Tuesday, December 3, 2013
Palets de Dames (French Butter Cookies)
I was away last week in Paris. It was a short, but very sweet trip. I returned home exhausted and inspired by the sights, scents, and tastes of that beautiful city. Everywhere we went the culinary classics were on display: exquisite pastries, familiar savory dishes, and fine wine. Parisians were out in force, enjoying the neighborhood cafes and shops, children and dogs included. We did the requisite tours of museums, monuments, and a boat trip down the Seine. We walked for what seemed to me to be miles and miles, and there was always something beautiful and interesting to see. I made a trip to E. Dehillerin, the iconic kitchen supply store on the Rue Coquilliere.
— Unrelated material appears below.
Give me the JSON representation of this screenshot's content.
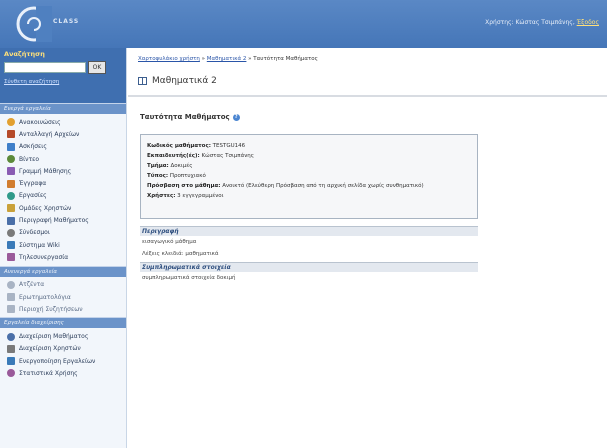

The copper goods are beautiful! There is every piece of equipment that one might ever need for the kitchen, in every size! I have not seen a duck press since my culinary school days, but there it was at E. Dehillerin. The salesmen were charming and good-natured, rushing about, filling orders, and helping customers find that coveted item so many of us had traveled a great distance to obtain. If you go, be sure to make a list! It's easy to get distracted. When I got home I immediately went to my Cordon Bleu recipe binders. I was nostalgic for those familiar flavors, and dishes that I haven't made in a long time. In the days to come I plan a return to some of my favorite classic French cuisine and pastry recipes. But for now, these simple little butter cookies will have to do. I haven't completely recovered from the jet lag. Afternoon tea and cookies is starting to help in that regard, though.
Palets de Dames
(makes about 20 small cookies)
40 grams raisins, soaked in enough rum to just cover, for 1 hour
62 grams unsalted butter, at room temperature
62 grams powdered (confectioner's) sugar
75 grams all-purpose flour
A pinch of salt
Additional powdered sugar for the glaze (1/4 to 1/3 cup)
Freshly squeezed lemon juice for the glaze
Preheat the oven to 400°F. Line a heavy baking sheet with parchment paper (stack two sheets together if yours are not sturdy). Cream the butter in a medium bowl with a wooden spoon or spatula. Sift the powdered sugar into the butter and blend well. Add the salt and the egg and mix together (you may want to use a whisk to incorporate the egg). Sift in the flour and stir gently with the wooden spoon. Drain the raisins and add 2 teaspoons of the rum to the cookie batter; again, mixing gently. Fit a disposable pastry bag with a plain 1/2-inch tip (mine is #806), and scoop the batter into it. Pipe small cookies onto the prepared sheet, leaving about 2 inches between each (they will spread and flatten out as they bake). Press 3 or 4 raisins atop each cookie. Bake until the cookies are set and golden brown around the edges, about 6 to 8 minutes. Watch carefully that they do not burn. Remove to a rack to cool. Prepare the glaze by mixing the powdered sugar with enough fresh lemon juice to make a thin mixture that can be brushed onto the cookies. Apply the glaze to each cookie with a pastry brush and allow to set before serving. The cookies are best eaten the day they are baked but you can store them, separated by parchment paper, in an airtight container for a day or two.
(Adapted from a recipe inspired by the Cordon Bleu)